Emotional affairs: Is a “harmless crush” really harmless?

Jodie Voth, MMFT, RMFT
Manager, Employee Assistance Services
May 2, 2021

These days, the opportunities to stray outside of your relationship are abundant. Social media has made it easy to reconnect with an old flame or to get to know someone new in a way that feels casual and friendly. Many of us work long hours in demanding workplaces, which means we may spend more time with our colleagues than our partners and naturally develop close relationships with them. Extracurricular activities are great ways to meet people, whether you’re seeking a connection or not. Any of these situations is a completely legitimate place to carry on a friendship, but also fertile ground for the growth of a relationship that takes away from your partnership if you aren’t careful.

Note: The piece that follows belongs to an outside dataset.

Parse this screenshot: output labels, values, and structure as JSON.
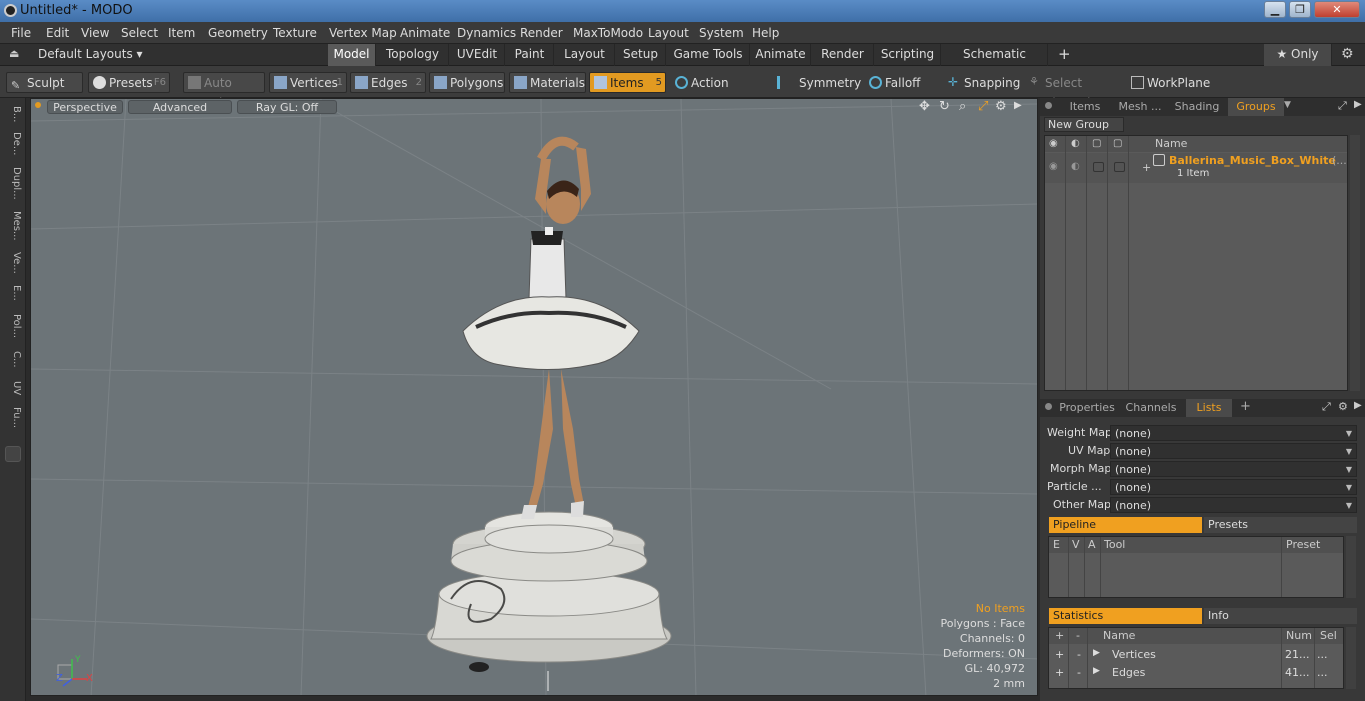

Emotional affairs are just as damaging as physical affairs. We tend to minimize the significance of an emotional affair by using terms like close friend, crush, work husband/wife, or by denying the fact that it’s having any impact on our primary relationship.  No matter what you tell yourself or what you call it, an emotional affair takes energy away from the relationship with your partner.

If you’ve got a crush, what you’re feeling is normal and even healthy. As humans, we’re hardwired to connect with others, and connection often starts with a fun, exciting crush. In an emotional affair, we get all that lovely connection and flirting and banter without things like dirty laundry, annoying in-laws, disgusting habits and everything else that’s part of most long-term relationships. How could you not find your crush more interesting than your partner? He or she is practically perfect! Ah, but wait. Practically perfect, but not perfect, because you don’t typically see the ugly bits when it’s all tee-hee-hee and playfully slapping hands and sneaky text messages before bed. In fact, you can almost believe this person doesn’t have a single bad habit. As your partner sits across from you all chewed-food-and-open-mouth at dinner, you’re comparing him or her to your crush who surely would be handfeeding you individual grapes instead – or at least this is what you’ve come to believe. And this is where the real damage begins to show itself. What your love goggles prevent you from seeing is that you’re holding up a very incomplete, very selective snapshot of your crush next to an image of your partner that is much more realistic.

So what’s to be done if you want to avoid sliding down this slippery slope?

Guard your heart. Be mindful of the relationships you engage in and how they make you feel. Watch out for a friendship that causes feelings of resentment towards your spouse, a desire for secrecy or a tendency to compare your partner to someone else.

Treat your primary relationship with respect. Reserve flirting, pet names and risqué jokes for your partner. Be clear about the things that are only for the two of you and speak openly with one another when you aren’t sure.

Keep the lights on. Resist the temptation to hide in the darkness of secrecy by speaking openly with your partner about all your friendships. If you notice yourself wanting to keep some things to yourself (unless it’s warranted, like when a friend tells you something private), this is a good indicator that you need to bring it into the open before things get more serious. If this feels like a difficult conversation to have, a therapist can help.

Ask yourself some questions to challenge and clarify your motives. “Why does this relationship mean so much to me?” and “What am I getting from this person that I’m not getting from my partner?” The answers to these questions can help you to identify what might be missing in your primary relationship and assist you and your partner in gaining a sense of direction in your efforts to improve your it.

The line between friendship and emotional affair is blurry and represents a grey area that most couples haven’t clearly defined. Other relationships are a healthy and necessary part of life. To protect yourselves from slipping into unintentional but compromising positions with others, you and your partner should discuss your expectations around what’s reserved for your relationship and what’s okay to share with others before either of you find yourself in a compromising situation. You’ll be able to speak about it from a more clear-headed place when you don’t have feelings for someone else muddying the waters, and knowing about the boundaries of the relationship will better position both of you to behave in ways that respect them.  

The need for closeness through emotional connection is hardwired in each of us and a need that must be met for us to thrive. When we’ve committed to a relationship with another person, we have accepted the task to work with them to meet those needs in one another. This takes work, that’s undeniable, and it is an effort that never ends. The rewards, however, are immeasurable and finding the courage to discuss a potential or existing emotional affair with your partner can add considerable strength to the fabric of your relationship.